The Nobel Prize in Literature has been awarded this year to Tanzanian author Abdulrazak Gurnah "for his uncompromising and compassionate penetration of the effects of colonialism and the fate of the refugee," the Swedish Academy announced on Thursday.
Gurnah was born on the island of Zanzibar in 1948, but following the end of British rule in 1963 Gurnah faced persecution due to his Arab ethnicity, and was forced to flee, eventually arriving in Britain as a refugee in the late 1960s.
Living in Britain ever since, he taught at the University of Kent until his retirement.
"We are absolutely delighted that our former lecturer Abdulrazak Gurnah has been awarded the Nobel Prize for literature - truly inspirational!" the university tweeted.
Gurnah's work numbers 10 novels including "Paradise," which was shortlisted for both the Booker and the Whitbread Prize in 1994. The refugee experience and the dislocation that accompanies it is a central theme to much of his work.
The academy cited his "dedication to truth and his aversion to simplification" saying his novels "recoil from stereotypical descriptions and open our gaze to a culturally diversified East Africa unfamiliar to many in other parts of the world."
The Nobel Prize for Literature is the world's most prestigious literary award and comes with 10 million Swedish kronor (about 1.1 million dollars) prize money.
The academy's choices have in the past been criticized for being Eurocentric, lacking diversity and for having a political agenda.

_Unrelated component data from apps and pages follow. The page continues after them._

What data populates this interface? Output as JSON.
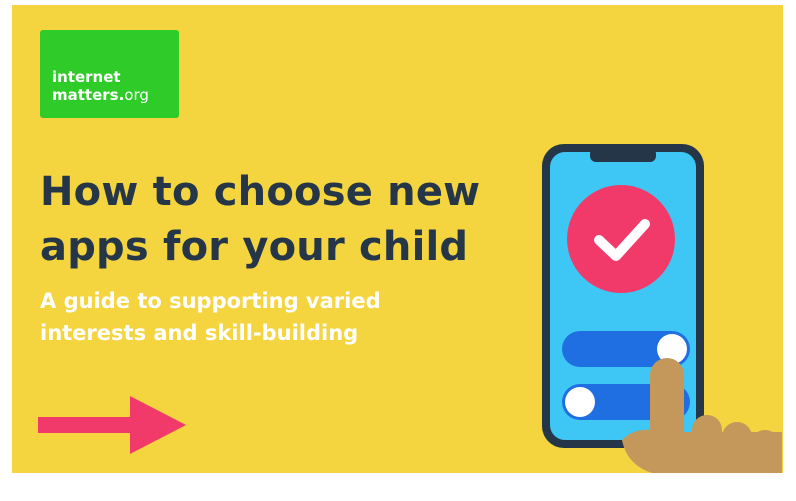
{
  "logo": {
    "line1": "internet",
    "line2": "matters",
    "dot": ".",
    "domain": "org"
  },
  "title": "How to choose new apps for your child",
  "subtitle": "A guide to supporting varied interests and skill-building",
  "colors": {
    "background": "#f4d43f",
    "logo_green": "#2ecb29",
    "title_navy": "#243648",
    "arrow_pink": "#f23a6a",
    "phone_screen": "#3ec7f4",
    "check_circle": "#f23a6a",
    "toggle_blue": "#1f6fe2",
    "hand": "#c4975a"
  },
  "icons": [
    "right-arrow-icon",
    "smartphone-icon",
    "checkmark-icon",
    "toggle-switch-icon",
    "pointing-hand-icon"
  ]
}
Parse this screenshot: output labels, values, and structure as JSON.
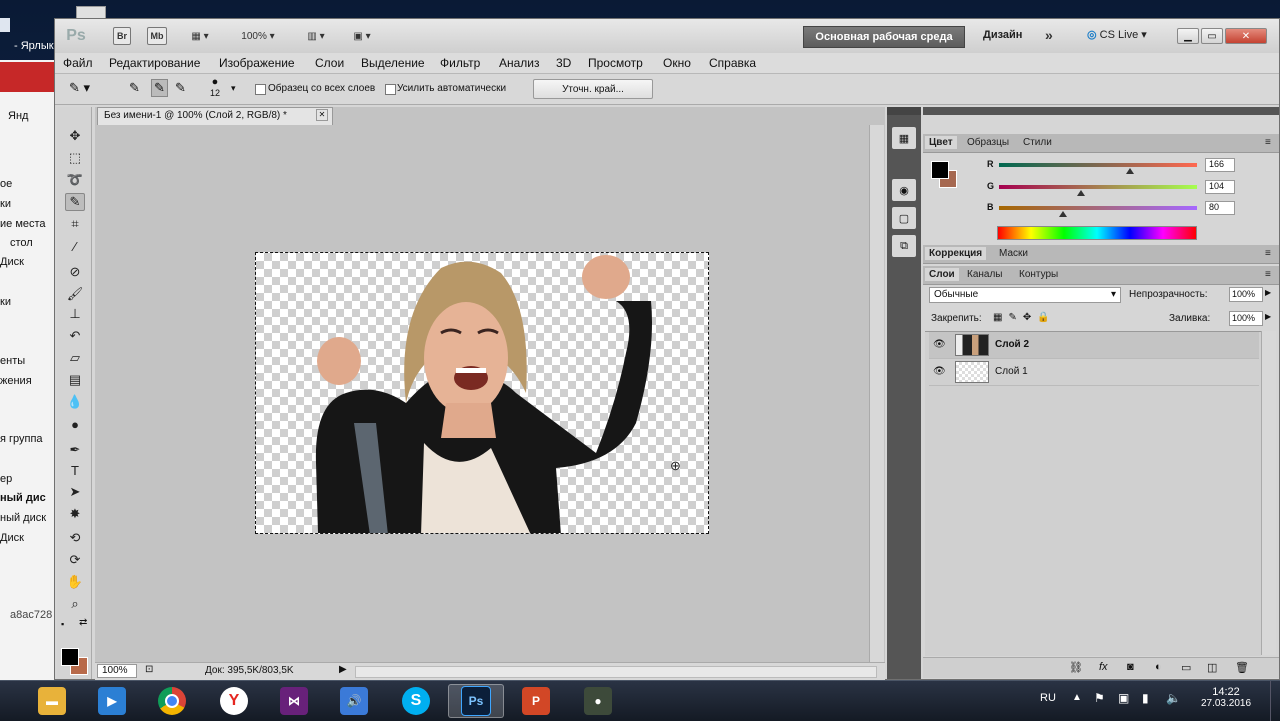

Gurnah is only the sixth African Nobel literature laureate, joining the likes of Albert Camus, Wole Soyinka and J.M. Coetzee.
Last year, the American poet Louise Gluck was awarded the literature prize, one of just 16 women to receive it since 1901.